**What to do:**
Go through the material below, count the lines with the word "heading", and reply with the count alone.

**Data to use:**
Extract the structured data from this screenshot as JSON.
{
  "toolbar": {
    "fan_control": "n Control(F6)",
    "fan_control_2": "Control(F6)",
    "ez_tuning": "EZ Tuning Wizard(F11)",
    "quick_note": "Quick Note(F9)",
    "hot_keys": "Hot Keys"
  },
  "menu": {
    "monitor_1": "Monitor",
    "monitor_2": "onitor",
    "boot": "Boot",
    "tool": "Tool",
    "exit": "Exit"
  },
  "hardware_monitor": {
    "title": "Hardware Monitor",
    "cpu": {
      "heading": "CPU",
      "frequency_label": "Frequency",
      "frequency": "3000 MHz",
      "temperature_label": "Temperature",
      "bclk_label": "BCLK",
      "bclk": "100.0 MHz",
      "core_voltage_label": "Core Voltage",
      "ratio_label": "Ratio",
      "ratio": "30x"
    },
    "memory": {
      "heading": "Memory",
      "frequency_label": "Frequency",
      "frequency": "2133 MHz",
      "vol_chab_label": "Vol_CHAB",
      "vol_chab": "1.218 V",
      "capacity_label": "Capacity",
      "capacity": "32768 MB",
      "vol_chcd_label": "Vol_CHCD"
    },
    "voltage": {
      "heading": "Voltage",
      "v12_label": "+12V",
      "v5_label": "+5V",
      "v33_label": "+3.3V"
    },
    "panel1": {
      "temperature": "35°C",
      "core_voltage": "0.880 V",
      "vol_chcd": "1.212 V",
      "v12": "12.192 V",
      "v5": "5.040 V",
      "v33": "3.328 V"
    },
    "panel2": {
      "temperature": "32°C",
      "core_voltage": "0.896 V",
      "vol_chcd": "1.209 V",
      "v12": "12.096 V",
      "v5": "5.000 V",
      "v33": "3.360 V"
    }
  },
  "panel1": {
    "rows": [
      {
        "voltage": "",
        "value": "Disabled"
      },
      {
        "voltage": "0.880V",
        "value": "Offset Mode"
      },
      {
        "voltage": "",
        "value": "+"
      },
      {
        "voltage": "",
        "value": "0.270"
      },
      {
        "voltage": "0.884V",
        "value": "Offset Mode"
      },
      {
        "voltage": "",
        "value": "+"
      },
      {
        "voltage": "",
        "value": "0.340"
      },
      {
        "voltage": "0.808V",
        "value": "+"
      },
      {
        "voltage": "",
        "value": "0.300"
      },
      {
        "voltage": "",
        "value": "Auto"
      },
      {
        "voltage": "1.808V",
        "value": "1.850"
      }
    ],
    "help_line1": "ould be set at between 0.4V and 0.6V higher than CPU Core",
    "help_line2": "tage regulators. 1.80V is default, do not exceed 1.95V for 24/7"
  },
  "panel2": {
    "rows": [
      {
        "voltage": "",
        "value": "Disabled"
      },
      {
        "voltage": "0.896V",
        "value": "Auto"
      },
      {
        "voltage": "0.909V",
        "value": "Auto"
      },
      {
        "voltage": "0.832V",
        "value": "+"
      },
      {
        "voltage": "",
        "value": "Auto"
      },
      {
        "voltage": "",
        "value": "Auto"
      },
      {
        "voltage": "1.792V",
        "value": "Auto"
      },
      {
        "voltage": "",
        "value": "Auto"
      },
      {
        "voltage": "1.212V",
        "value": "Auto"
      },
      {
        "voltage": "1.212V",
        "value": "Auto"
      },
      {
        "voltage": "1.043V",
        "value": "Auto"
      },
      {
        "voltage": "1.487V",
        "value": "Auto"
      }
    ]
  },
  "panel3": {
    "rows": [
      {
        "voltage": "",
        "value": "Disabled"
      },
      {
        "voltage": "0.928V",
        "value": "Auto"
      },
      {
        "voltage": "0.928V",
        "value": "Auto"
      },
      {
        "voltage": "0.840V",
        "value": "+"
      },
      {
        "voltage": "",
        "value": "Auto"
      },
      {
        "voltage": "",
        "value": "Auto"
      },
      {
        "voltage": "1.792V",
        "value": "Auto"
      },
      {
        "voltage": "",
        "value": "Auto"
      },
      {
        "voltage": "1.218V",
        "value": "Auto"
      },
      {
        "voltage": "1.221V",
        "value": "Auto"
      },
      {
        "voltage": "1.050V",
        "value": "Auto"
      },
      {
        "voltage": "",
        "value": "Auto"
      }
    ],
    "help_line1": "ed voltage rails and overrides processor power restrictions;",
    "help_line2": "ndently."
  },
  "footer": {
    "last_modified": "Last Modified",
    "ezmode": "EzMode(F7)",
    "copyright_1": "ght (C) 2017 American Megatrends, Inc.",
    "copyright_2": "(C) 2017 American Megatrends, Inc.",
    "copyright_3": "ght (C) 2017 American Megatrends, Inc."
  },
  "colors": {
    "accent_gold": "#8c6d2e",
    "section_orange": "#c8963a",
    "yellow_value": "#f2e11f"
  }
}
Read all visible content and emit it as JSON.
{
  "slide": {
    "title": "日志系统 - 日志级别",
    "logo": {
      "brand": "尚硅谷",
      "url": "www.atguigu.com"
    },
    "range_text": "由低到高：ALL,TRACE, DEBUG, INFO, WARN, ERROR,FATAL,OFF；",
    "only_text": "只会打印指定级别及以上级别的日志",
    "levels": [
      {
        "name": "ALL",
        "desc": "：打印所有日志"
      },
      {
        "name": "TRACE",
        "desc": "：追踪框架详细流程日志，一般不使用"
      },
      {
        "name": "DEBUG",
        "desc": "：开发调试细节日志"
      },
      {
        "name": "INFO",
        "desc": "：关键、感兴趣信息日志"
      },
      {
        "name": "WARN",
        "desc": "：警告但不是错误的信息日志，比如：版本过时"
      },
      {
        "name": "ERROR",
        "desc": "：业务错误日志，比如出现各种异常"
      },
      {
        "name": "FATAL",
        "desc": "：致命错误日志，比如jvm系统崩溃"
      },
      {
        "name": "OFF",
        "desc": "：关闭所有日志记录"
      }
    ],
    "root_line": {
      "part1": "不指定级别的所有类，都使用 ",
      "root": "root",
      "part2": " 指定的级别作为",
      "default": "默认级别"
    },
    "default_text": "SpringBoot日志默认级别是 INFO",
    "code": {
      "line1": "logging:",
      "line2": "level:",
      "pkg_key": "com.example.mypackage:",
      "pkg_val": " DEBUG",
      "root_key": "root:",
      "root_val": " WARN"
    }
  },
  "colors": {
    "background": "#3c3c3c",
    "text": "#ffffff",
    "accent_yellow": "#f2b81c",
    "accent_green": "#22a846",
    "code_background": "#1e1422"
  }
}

**Solution:**
3